He roared back to take the lead for good on his second P'zone, tearing off bites of the golden crust, then folding it over and sipping carefully from a series of white paper cups that he refilled with water.
"The crust was very chewy so my technique was to try to drink as much water as possible to soften up the crust in my mouth," Kobayashi said through his translator.
No dunking was allowed, and containers of marinara sauce accompanying each P'zone were tossed aside by both chowhounds.
A small crowd gathered near the elevated food fest cheered the men on, with Chestnut's highway patrolman brother yelling inches (centimeters) from his face to eat faster.

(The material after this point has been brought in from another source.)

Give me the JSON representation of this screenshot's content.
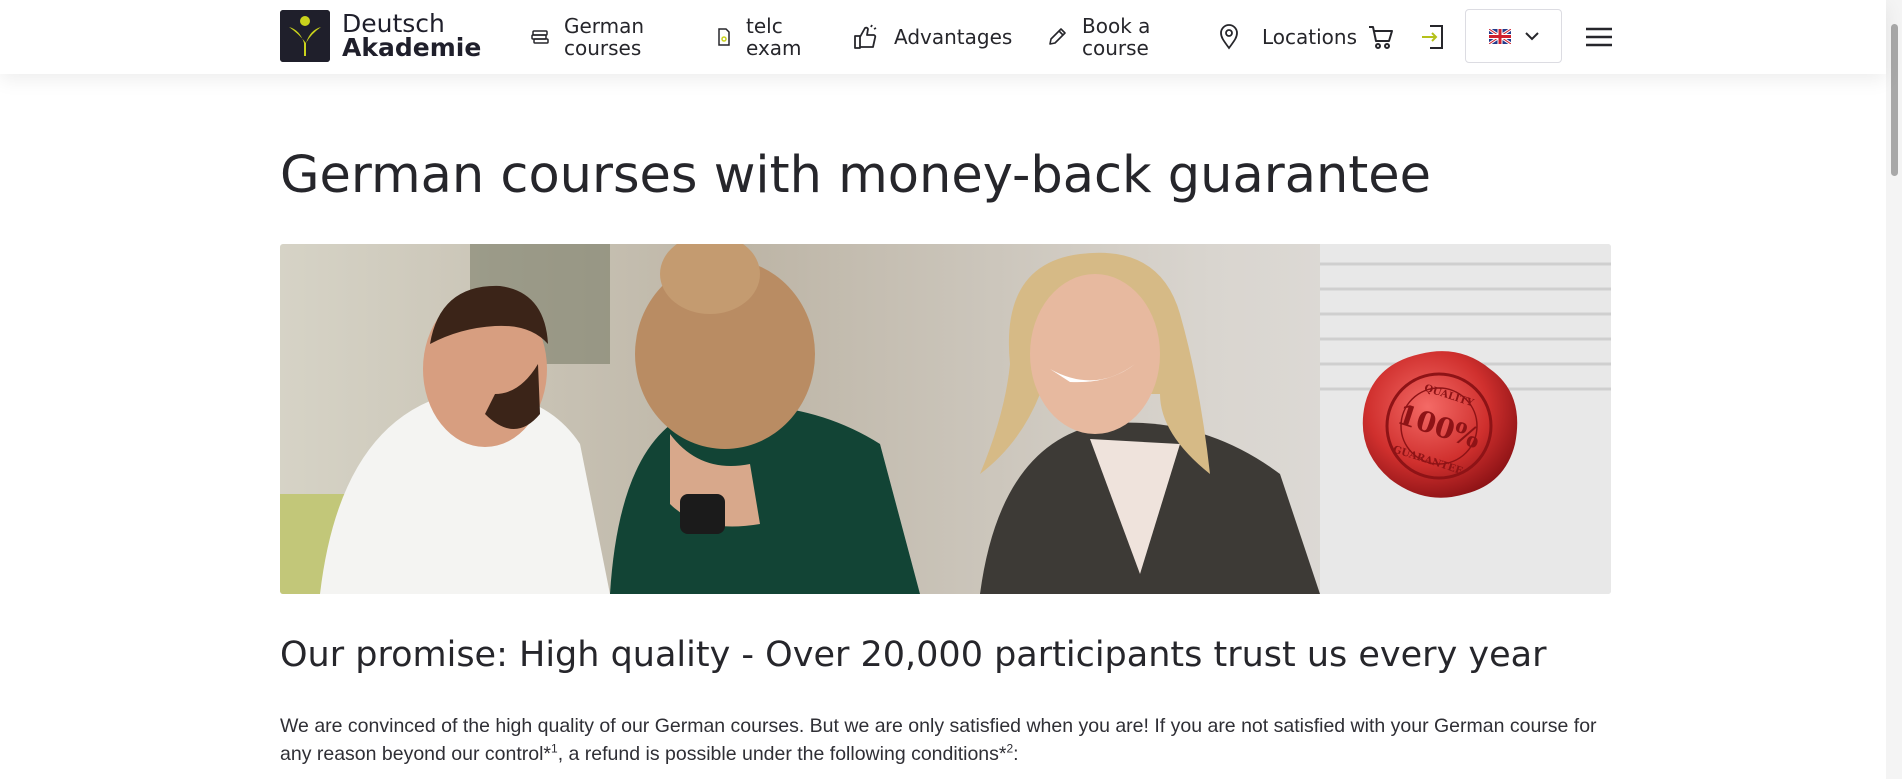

Chestnut couldn't keep up with his 31-year-old rival from Tokyo.
At the six-minute mark, Kobayashi raised his arms in triumph and lifted his red jersey to show off a set of washboard abs.
"It was tough. Kobayashi came to win," Chestnut said. "I was raised on pizza so it was natural for me to eat it, but I was a little slow to get going and he came out fast."
The thought of a Japanese outeating an American in a pizza contest wasn't lost on Kobayashi, who is recovering from TMJ, a painful jaw disorder.
"I love pizza," he said. "When I come to America, pizza is my happiness. I look forward to eating it."
Chestnut said he wasn't used to eating pizza that quickly.
"It's doughy," he said. "It takes a lot of chewing. He got off to a really good technique early on, his rhythm was drinking water and swallowing. I changed mine a couple times and never got in the right rhythm."
Kobayashi ended a three-event losing streak to Chestnut, a 25-year-old whose weekday job is in construction management.
"I wanted to prove that I'm champion," Kobayashi said. "A champion will stand up to any battle."
He said he would go for another Fourth of July hot dog championship and then probably retire. Chestnut will be ready and waiting on Coney Island.
"I'll see him in five weeks and I'm going to push him really hard there," he vowed.
Portions of the pizza event will air on the Spike TV "Guys' Choice" show on June 21.